:: RECORD EXTRACTS ::
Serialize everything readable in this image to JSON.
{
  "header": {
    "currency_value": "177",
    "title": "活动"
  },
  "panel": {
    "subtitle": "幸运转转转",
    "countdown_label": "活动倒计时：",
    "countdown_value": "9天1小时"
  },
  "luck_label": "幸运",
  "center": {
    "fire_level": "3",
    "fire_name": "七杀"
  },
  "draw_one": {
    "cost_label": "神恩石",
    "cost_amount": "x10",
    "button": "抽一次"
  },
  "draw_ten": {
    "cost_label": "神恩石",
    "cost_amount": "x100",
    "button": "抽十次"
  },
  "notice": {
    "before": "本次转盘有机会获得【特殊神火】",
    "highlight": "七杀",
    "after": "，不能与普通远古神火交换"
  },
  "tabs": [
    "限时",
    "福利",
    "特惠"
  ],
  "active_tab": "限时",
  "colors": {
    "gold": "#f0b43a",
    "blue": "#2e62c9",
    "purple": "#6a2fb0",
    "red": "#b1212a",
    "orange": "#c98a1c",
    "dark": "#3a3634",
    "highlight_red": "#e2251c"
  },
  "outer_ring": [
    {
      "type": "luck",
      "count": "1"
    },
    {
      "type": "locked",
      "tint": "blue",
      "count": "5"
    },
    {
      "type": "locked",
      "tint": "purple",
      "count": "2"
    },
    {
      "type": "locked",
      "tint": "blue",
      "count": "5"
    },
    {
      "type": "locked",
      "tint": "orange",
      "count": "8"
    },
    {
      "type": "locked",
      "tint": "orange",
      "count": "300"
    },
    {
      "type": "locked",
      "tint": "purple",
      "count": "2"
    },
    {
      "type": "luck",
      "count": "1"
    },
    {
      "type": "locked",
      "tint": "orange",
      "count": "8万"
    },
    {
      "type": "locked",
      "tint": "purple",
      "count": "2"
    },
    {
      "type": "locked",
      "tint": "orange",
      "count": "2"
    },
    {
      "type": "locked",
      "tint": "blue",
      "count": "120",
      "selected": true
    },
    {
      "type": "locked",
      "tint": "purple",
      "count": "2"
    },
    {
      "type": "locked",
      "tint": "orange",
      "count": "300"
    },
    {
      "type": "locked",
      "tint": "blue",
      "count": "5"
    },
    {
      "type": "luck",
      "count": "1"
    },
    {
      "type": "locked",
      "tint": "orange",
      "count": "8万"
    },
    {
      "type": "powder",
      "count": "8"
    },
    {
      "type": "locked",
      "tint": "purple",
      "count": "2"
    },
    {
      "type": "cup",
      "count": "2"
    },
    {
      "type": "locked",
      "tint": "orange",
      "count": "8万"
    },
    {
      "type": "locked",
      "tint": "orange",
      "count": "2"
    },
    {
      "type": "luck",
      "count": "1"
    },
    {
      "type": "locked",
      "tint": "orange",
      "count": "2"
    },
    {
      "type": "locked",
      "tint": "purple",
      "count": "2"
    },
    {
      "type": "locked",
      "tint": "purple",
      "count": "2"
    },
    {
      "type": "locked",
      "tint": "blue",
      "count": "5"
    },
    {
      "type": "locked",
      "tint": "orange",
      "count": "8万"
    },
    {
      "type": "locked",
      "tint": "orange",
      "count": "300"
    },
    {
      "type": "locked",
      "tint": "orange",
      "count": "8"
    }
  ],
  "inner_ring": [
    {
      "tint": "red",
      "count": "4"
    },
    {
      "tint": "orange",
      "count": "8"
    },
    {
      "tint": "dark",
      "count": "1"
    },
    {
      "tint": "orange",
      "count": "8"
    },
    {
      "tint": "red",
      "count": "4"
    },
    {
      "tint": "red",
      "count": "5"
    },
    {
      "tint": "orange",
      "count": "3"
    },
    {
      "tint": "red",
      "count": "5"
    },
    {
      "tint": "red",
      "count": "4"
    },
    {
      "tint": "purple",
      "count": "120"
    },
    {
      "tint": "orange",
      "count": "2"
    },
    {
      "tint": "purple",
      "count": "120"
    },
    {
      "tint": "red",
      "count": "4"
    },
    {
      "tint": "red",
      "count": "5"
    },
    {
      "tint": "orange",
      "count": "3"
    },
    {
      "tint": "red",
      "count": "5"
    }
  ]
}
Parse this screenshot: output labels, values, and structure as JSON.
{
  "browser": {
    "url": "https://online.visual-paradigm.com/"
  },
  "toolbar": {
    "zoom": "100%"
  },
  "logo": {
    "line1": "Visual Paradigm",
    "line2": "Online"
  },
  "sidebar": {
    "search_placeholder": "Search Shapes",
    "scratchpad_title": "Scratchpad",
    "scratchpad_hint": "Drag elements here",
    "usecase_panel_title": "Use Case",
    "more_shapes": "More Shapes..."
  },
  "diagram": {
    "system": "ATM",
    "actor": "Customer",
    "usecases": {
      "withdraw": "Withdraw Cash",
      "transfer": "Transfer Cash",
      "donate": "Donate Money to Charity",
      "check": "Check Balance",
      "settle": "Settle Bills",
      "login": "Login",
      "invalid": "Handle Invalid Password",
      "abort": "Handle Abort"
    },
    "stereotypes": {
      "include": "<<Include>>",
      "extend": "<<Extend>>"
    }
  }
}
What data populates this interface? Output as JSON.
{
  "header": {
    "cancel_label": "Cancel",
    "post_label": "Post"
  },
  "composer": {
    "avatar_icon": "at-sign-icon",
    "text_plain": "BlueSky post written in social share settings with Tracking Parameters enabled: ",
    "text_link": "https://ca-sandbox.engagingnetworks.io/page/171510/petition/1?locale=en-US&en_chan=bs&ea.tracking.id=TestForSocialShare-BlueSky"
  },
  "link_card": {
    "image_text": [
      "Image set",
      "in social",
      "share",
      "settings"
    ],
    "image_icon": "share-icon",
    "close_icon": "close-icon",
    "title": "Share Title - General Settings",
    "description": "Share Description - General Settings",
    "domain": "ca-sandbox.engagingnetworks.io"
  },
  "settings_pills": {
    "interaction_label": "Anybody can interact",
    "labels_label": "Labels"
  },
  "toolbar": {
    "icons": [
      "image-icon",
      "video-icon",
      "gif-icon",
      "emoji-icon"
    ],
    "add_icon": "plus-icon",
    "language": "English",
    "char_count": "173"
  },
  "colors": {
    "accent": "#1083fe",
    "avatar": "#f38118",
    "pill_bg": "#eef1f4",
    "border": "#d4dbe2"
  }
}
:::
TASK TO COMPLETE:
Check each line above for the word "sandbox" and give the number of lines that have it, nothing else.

TASK RESPONSE:
2